Now, a big part of it is maintaining consistency, which is something we weren’t good at in our first season. The hardest thing is to find the balance and I’ve come to realize that people have a tendency to find time for things they want to do. Some of it is logistical. I have to think strategically about when to interview people, when I have time to edit, and when my cohost and I are actually going to have time to sit down in the studio to record the episode. And then there’s including time for post-recording editing too. We can also generate more content through mini episodes where we look at updates in science and comic books as well as answer questions from fans. These are much easier to edit because they’re shorter and it’s just our conversation without extra soundbites to add in.

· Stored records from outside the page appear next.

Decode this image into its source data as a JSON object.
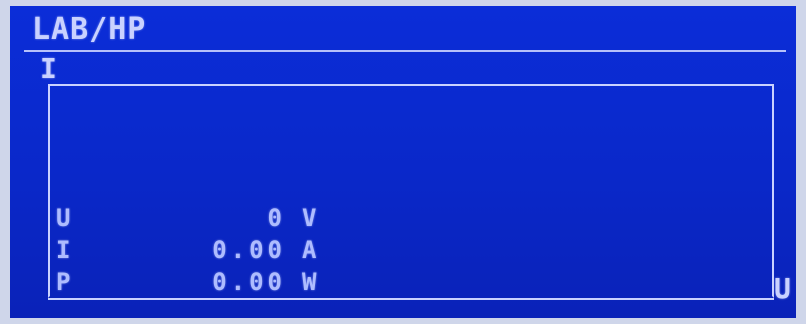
{
  "screen": {
    "title": "LAB/HP",
    "y_axis_label": "I",
    "x_axis_label": "U"
  },
  "readouts": [
    {
      "label": "U",
      "value": "0",
      "unit": "V"
    },
    {
      "label": "I",
      "value": "0.00",
      "unit": "A"
    },
    {
      "label": "P",
      "value": "0.00",
      "unit": "W"
    }
  ],
  "colors": {
    "background": "#0a28c9",
    "foreground": "#c9d2ff",
    "bezel": "#cfd6ea"
  }
}
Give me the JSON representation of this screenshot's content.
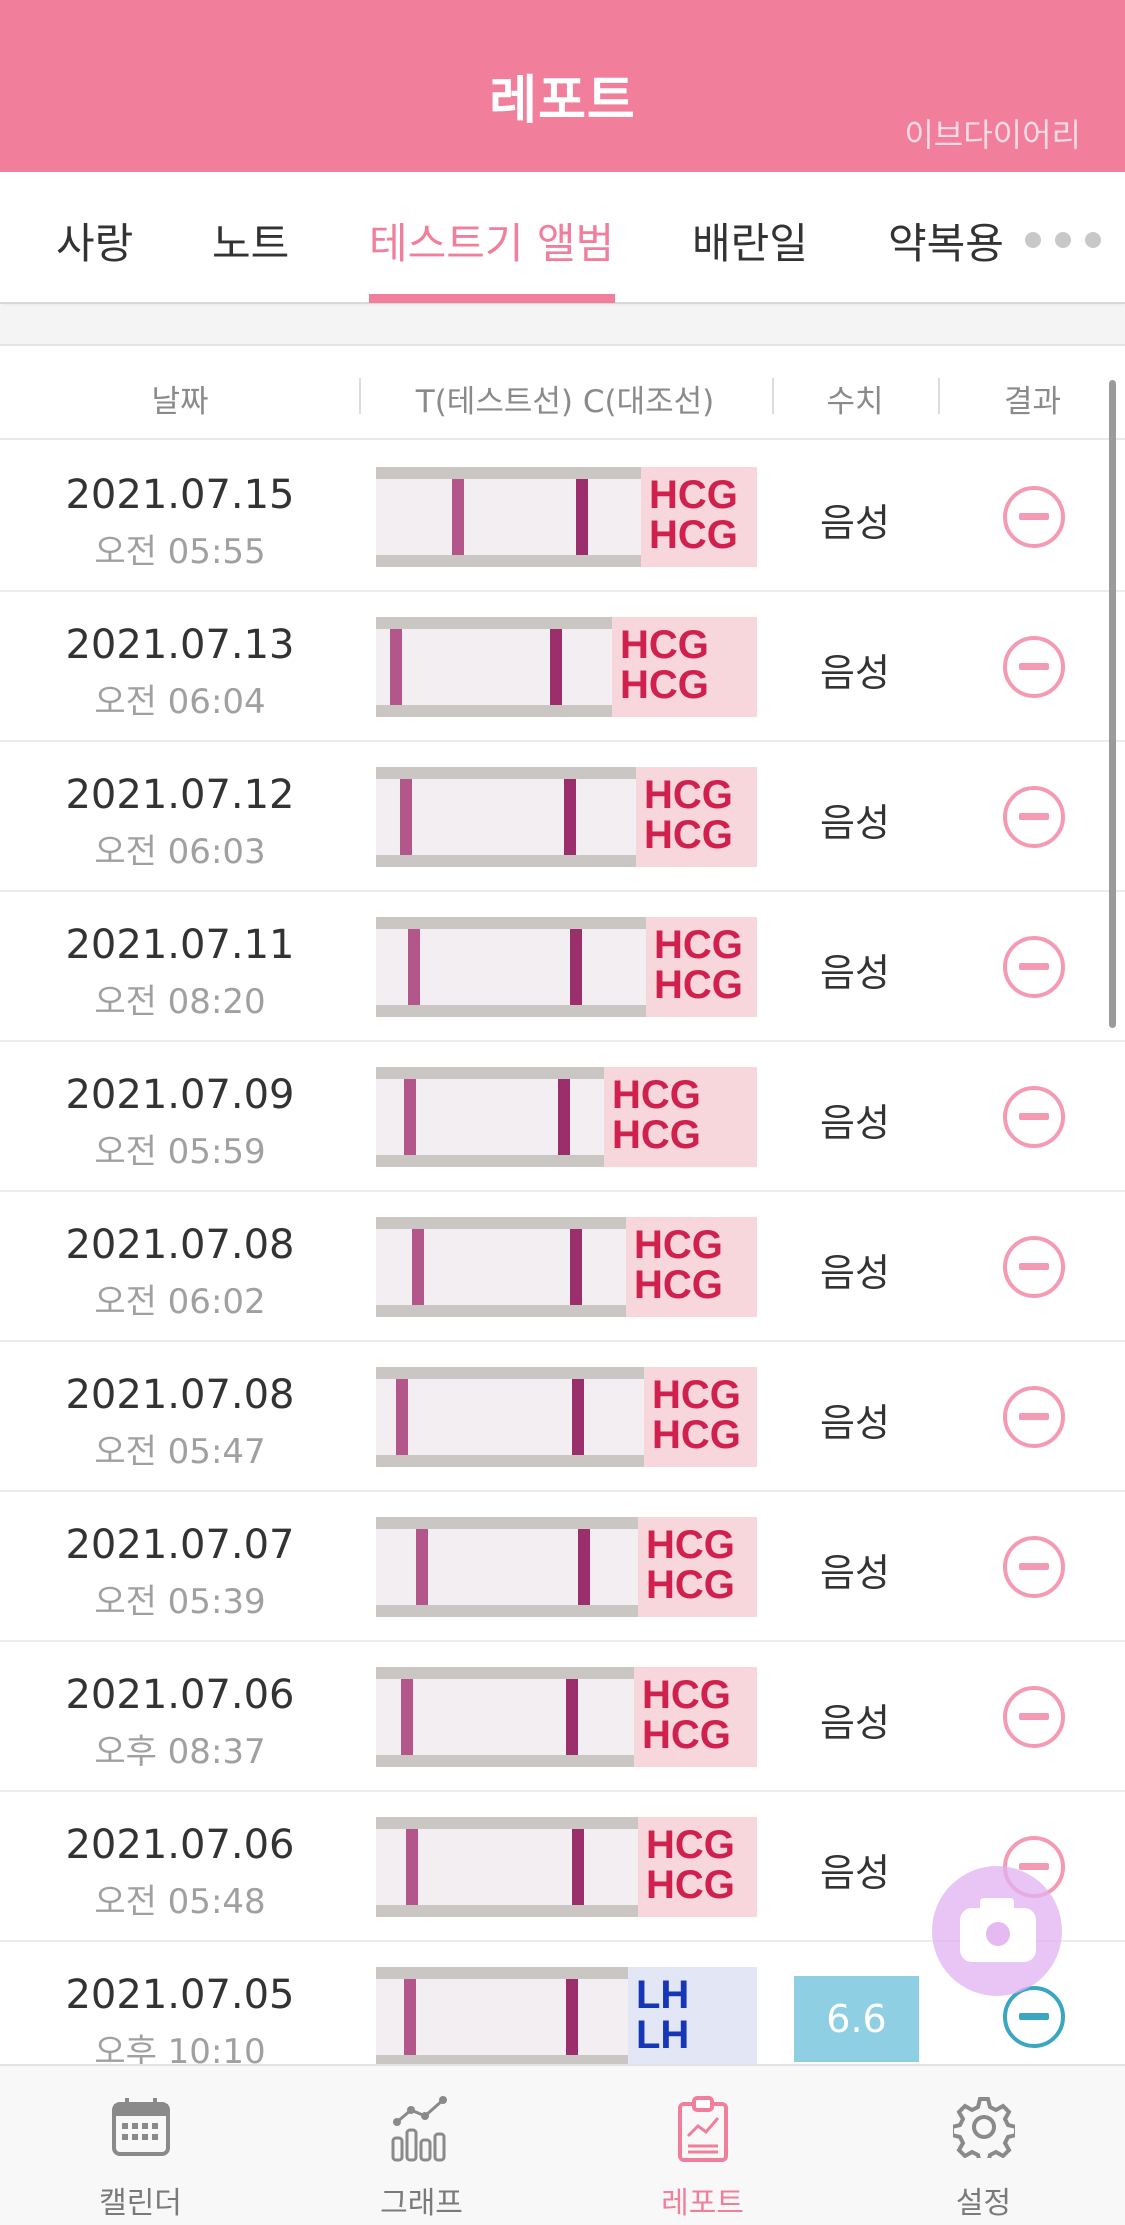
{
  "header": {
    "title": "레포트",
    "brand": "이브다이어리"
  },
  "tabs": [
    {
      "label": "사랑"
    },
    {
      "label": "노트"
    },
    {
      "label": "테스트기 앨범"
    },
    {
      "label": "배란일"
    },
    {
      "label": "약복용"
    }
  ],
  "active_tab": "테스트기 앨범",
  "columns": {
    "date": "날짜",
    "strip": "T(테스트선) C(대조선)",
    "value": "수치",
    "result": "결과"
  },
  "rows": [
    {
      "date": "2021.07.15",
      "time": "오전 05:55",
      "value": "음성",
      "kind": "HCG",
      "result": "minus-icon"
    },
    {
      "date": "2021.07.13",
      "time": "오전 06:04",
      "value": "음성",
      "kind": "HCG",
      "result": "minus-icon"
    },
    {
      "date": "2021.07.12",
      "time": "오전 06:03",
      "value": "음성",
      "kind": "HCG",
      "result": "minus-icon"
    },
    {
      "date": "2021.07.11",
      "time": "오전 08:20",
      "value": "음성",
      "kind": "HCG",
      "result": "minus-icon"
    },
    {
      "date": "2021.07.09",
      "time": "오전 05:59",
      "value": "음성",
      "kind": "HCG",
      "result": "minus-icon"
    },
    {
      "date": "2021.07.08",
      "time": "오전 06:02",
      "value": "음성",
      "kind": "HCG",
      "result": "minus-icon"
    },
    {
      "date": "2021.07.08",
      "time": "오전 05:47",
      "value": "음성",
      "kind": "HCG",
      "result": "minus-icon"
    },
    {
      "date": "2021.07.07",
      "time": "오전 05:39",
      "value": "음성",
      "kind": "HCG",
      "result": "minus-icon"
    },
    {
      "date": "2021.07.06",
      "time": "오후 08:37",
      "value": "음성",
      "kind": "HCG",
      "result": "minus-icon"
    },
    {
      "date": "2021.07.06",
      "time": "오전 05:48",
      "value": "음성",
      "kind": "HCG",
      "result": "minus-icon"
    },
    {
      "date": "2021.07.05",
      "time": "오후 10:10",
      "value": "6.6",
      "kind": "LH",
      "result": "minus-icon"
    }
  ],
  "strip_labels": {
    "hcg": "HCG\nHCG",
    "lh": "LH\nLH"
  },
  "bottom_nav": [
    {
      "label": "캘린더",
      "icon": "calendar-icon"
    },
    {
      "label": "그래프",
      "icon": "graph-icon"
    },
    {
      "label": "레포트",
      "icon": "report-icon"
    },
    {
      "label": "설정",
      "icon": "settings-icon"
    }
  ],
  "colors": {
    "accent": "#f17f9c",
    "negative_icon": "#f49ab2",
    "lh_value_bg": "#8ecfe3",
    "lh_icon": "#3aa6c0"
  }
}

Thank you to Dr. Shane Campbell-Staton for sharing his insight on science communication through his podcast. Be sure to follow it wherever you get your podcasts and interact with them on Twitter and Facebook.
SW: As a herpetologist, have you considered doing an episode on Lizard/Dr. Curt Conners or Killer Croc?
SCS: Curt Conners is a character I’ve been really interested in. His story is all about regeneration, with him being an amputee. He’s trying to reclaim his life by getting his arm back, and eventually does some messed up experiments that turn him into a monster.
This leads to an interesting exploration of regeneration, but so does the Wolverine. Some may argue that the Wolverine is a more interesting character for exploring a combination of regeneration and aging because those two things fit together. And we’re actually doing an episode on the Wolverine exploring those two things. In that conversation we’ll likely explore Curt Conners on the side.
Killer Croc is a different thing, mostly because he has multiple origins, some in which he’s a product of genetic engineering and some where he has epidermolytic ichtyosis. That origin is really interesting and gives an opportunity to look at macro mutation diseases that pop up in humans. The issue with some of this content is that you have to be aware of the cultural context in which the science exists. There’s a couple episodes that I’ve been sitting on for a long time because I haven’t found the right way to approach it because our podcast is pretty lighthearted. But we do deal with some heavy topics, like in the Hulk episode. But when you’re talking about genetically based diseases associated with abnormalities and deformations, you have to realize that there are people who are living their lives with these conditions. So equating that to Killer Croc needs a lot more forethought.
I recently ran into this with an upcoming Wonder Woman episode that we recorded live as part of a larger event. When I stepped on stage, I realized that everybody associated with the show was a dude and I had to take a second to acknowledge that: Yeah, I’m a dude, everyone up here has been dudes, but I’m about to explore the biology and physiology of Wonder Woman and the Island of the Amazons. It offers a really interesting thought experiment about the crazy things the female genome can do that the male genome can’t. But in the midst of the conversation if I say something that’s problematic, please speak up because this is an opportunity to have a conversation. And then we start the conversation about Wonder Woman.
Sydney Wyatt is a PhD student at the University of California in Davis. For more content from the UC Davis science communication group "Science Says", follow us on twitter @SciSays.